--- START ---

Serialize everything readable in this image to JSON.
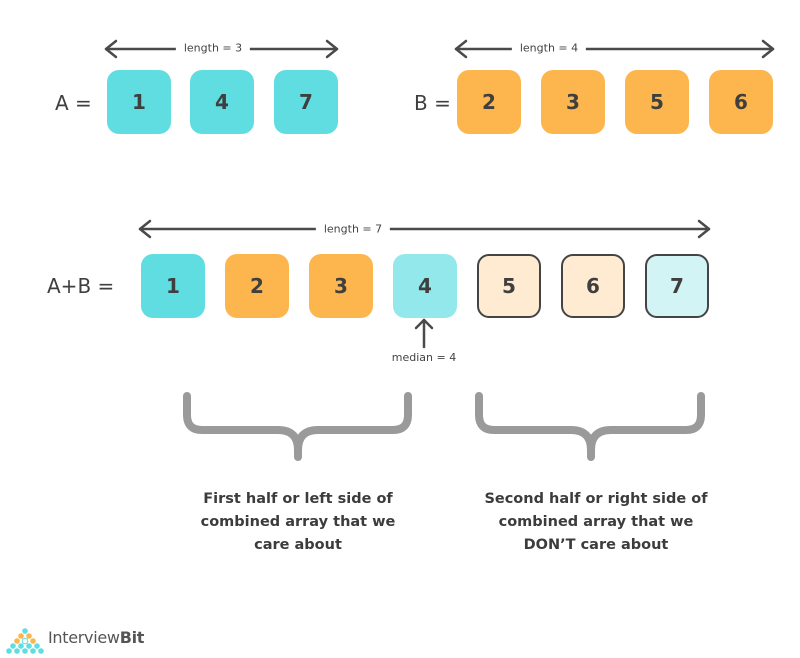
{
  "colors": {
    "teal": "#5fdde1",
    "teal_light": "#93e8eb",
    "teal_pale": "#d2f4f5",
    "orange": "#fdb64d",
    "orange_pale": "#feebd2",
    "outline": "#444444",
    "brace": "#999999",
    "text": "#3f3f3f"
  },
  "array_a": {
    "label": "A =",
    "length_label": "length = 3",
    "items": [
      {
        "value": "1",
        "style": "teal"
      },
      {
        "value": "4",
        "style": "teal"
      },
      {
        "value": "7",
        "style": "teal"
      }
    ]
  },
  "array_b": {
    "label": "B =",
    "length_label": "length = 4",
    "items": [
      {
        "value": "2",
        "style": "orange"
      },
      {
        "value": "3",
        "style": "orange"
      },
      {
        "value": "5",
        "style": "orange"
      },
      {
        "value": "6",
        "style": "orange"
      }
    ]
  },
  "combined": {
    "label": "A+B =",
    "length_label": "length = 7",
    "items": [
      {
        "value": "1",
        "style": "teal"
      },
      {
        "value": "2",
        "style": "orange"
      },
      {
        "value": "3",
        "style": "orange"
      },
      {
        "value": "4",
        "style": "teal_light"
      },
      {
        "value": "5",
        "style": "orange_pale_outlined"
      },
      {
        "value": "6",
        "style": "orange_pale_outlined"
      },
      {
        "value": "7",
        "style": "teal_pale_outlined"
      }
    ],
    "median_label": "median = 4",
    "median_index": 3
  },
  "captions": {
    "left": [
      "First half or left side of",
      "combined array that we",
      "care about"
    ],
    "right": [
      "Second half or right side of",
      "combined array that we",
      "DON’T care about"
    ]
  },
  "logo": {
    "text_a": "Interview",
    "text_b": "Bit"
  }
}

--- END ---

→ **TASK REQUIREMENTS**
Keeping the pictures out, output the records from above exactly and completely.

→ **SOLUTION TO THE EXERCISE**
Serialize everything readable in this image to JSON.
{
  "colors": {
    "teal": "#5fdde1",
    "teal_light": "#93e8eb",
    "teal_pale": "#d2f4f5",
    "orange": "#fdb64d",
    "orange_pale": "#feebd2",
    "outline": "#444444",
    "brace": "#999999",
    "text": "#3f3f3f"
  },
  "array_a": {
    "label": "A =",
    "length_label": "length = 3",
    "items": [
      {
        "value": "1",
        "style": "teal"
      },
      {
        "value": "4",
        "style": "teal"
      },
      {
        "value": "7",
        "style": "teal"
      }
    ]
  },
  "array_b": {
    "label": "B =",
    "length_label": "length = 4",
    "items": [
      {
        "value": "2",
        "style": "orange"
      },
      {
        "value": "3",
        "style": "orange"
      },
      {
        "value": "5",
        "style": "orange"
      },
      {
        "value": "6",
        "style": "orange"
      }
    ]
  },
  "combined": {
    "label": "A+B =",
    "length_label": "length = 7",
    "items": [
      {
        "value": "1",
        "style": "teal"
      },
      {
        "value": "2",
        "style": "orange"
      },
      {
        "value": "3",
        "style": "orange"
      },
      {
        "value": "4",
        "style": "teal_light"
      },
      {
        "value": "5",
        "style": "orange_pale_outlined"
      },
      {
        "value": "6",
        "style": "orange_pale_outlined"
      },
      {
        "value": "7",
        "style": "teal_pale_outlined"
      }
    ],
    "median_label": "median = 4",
    "median_index": 3
  },
  "captions": {
    "left": [
      "First half or left side of",
      "combined array that we",
      "care about"
    ],
    "right": [
      "Second half or right side of",
      "combined array that we",
      "DON’T care about"
    ]
  },
  "logo": {
    "text_a": "Interview",
    "text_b": "Bit"
  }
}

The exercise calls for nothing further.